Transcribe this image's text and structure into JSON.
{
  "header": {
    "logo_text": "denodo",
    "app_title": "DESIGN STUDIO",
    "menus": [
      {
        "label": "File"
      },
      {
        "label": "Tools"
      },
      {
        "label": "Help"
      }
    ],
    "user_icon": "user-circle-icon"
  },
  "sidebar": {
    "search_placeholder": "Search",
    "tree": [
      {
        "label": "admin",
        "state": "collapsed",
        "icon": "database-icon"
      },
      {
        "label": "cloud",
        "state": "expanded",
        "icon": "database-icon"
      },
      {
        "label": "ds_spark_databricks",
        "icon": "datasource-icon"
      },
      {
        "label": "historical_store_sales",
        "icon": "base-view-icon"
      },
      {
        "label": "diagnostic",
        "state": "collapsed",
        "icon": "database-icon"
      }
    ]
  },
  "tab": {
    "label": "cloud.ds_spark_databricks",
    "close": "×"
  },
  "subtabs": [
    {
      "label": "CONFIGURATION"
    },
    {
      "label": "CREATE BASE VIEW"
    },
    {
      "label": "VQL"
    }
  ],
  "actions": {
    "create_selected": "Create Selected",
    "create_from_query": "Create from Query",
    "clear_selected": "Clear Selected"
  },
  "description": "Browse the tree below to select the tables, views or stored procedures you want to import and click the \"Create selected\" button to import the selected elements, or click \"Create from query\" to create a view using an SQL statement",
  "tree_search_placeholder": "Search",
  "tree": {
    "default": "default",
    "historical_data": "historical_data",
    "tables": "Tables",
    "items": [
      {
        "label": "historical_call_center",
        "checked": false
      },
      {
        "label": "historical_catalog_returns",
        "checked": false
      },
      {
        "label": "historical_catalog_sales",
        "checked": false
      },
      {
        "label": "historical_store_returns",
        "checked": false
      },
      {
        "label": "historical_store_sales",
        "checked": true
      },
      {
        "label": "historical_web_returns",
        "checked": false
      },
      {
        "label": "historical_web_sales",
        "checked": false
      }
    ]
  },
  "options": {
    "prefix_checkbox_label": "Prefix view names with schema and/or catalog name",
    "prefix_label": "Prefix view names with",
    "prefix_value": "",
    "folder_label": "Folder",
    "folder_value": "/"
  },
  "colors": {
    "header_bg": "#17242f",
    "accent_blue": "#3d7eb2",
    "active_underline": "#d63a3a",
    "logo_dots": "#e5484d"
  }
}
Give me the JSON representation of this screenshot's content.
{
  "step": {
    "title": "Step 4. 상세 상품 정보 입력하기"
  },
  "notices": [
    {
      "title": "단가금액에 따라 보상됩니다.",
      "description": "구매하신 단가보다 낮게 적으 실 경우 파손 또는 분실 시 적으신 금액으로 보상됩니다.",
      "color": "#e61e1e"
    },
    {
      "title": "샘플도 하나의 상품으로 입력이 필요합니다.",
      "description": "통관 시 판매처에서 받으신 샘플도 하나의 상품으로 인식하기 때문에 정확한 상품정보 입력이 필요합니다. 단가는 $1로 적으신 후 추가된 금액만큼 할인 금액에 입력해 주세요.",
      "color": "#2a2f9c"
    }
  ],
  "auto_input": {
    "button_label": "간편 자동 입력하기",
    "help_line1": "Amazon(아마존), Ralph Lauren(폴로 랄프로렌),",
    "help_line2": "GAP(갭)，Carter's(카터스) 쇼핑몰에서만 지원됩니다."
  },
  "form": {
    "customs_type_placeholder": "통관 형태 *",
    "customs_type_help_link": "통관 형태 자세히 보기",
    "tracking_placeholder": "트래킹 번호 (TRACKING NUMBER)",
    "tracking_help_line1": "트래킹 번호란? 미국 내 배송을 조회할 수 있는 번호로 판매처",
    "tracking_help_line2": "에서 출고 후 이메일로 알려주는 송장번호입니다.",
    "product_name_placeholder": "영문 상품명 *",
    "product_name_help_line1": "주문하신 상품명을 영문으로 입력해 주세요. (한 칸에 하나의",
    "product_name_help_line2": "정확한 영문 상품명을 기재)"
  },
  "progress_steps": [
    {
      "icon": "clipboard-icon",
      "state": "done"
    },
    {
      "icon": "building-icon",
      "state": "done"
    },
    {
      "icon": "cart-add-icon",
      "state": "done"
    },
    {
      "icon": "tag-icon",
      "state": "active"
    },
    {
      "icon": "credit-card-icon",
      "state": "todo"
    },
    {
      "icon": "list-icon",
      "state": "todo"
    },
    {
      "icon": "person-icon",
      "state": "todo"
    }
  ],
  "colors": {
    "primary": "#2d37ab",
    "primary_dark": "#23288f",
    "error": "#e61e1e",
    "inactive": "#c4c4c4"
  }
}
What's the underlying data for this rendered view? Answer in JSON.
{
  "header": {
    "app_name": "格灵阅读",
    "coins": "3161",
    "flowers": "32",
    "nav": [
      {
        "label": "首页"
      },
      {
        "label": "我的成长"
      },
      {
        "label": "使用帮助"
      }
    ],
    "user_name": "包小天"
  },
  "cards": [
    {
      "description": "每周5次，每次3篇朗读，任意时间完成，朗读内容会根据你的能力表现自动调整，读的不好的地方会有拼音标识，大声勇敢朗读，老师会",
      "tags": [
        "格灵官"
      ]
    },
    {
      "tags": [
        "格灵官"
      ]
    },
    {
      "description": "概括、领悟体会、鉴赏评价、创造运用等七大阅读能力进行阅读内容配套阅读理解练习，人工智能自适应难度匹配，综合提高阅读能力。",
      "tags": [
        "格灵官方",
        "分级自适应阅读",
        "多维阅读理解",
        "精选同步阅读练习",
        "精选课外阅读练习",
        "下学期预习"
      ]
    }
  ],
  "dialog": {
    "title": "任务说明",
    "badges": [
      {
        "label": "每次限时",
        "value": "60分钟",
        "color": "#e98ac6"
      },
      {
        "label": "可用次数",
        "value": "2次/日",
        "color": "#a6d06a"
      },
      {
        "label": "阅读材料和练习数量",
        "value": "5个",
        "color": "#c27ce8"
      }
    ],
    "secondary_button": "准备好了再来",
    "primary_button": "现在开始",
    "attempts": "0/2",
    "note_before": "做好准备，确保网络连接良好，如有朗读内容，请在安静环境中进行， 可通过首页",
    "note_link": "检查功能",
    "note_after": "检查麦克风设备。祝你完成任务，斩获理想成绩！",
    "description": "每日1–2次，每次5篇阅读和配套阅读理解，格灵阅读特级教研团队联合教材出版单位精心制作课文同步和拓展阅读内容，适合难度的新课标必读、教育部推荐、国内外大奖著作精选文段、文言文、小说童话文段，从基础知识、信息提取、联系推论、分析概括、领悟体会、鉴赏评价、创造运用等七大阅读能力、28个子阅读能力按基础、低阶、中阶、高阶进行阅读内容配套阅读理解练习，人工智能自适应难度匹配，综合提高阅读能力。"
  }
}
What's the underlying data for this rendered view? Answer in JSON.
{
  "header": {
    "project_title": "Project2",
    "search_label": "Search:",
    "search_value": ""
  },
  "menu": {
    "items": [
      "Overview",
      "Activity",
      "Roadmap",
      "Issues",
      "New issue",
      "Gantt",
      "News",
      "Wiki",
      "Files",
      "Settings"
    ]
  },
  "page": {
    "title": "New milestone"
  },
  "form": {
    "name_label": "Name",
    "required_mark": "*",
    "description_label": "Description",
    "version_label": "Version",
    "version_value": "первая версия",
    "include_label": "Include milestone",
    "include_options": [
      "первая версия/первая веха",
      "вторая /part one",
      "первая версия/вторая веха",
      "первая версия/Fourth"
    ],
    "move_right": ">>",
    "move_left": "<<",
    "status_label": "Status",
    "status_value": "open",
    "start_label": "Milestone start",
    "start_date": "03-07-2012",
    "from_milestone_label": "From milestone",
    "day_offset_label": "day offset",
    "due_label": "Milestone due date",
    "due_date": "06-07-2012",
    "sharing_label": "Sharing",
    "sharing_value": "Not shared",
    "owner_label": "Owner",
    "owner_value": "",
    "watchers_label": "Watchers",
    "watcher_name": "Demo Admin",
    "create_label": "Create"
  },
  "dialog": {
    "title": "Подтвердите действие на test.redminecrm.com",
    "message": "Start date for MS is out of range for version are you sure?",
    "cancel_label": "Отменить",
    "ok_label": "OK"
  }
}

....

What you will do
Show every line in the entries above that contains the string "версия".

Written answer
    "version_value": "первая версия",
      "первая версия/первая веха",
      "первая версия/вторая веха",
      "первая версия/Fourth"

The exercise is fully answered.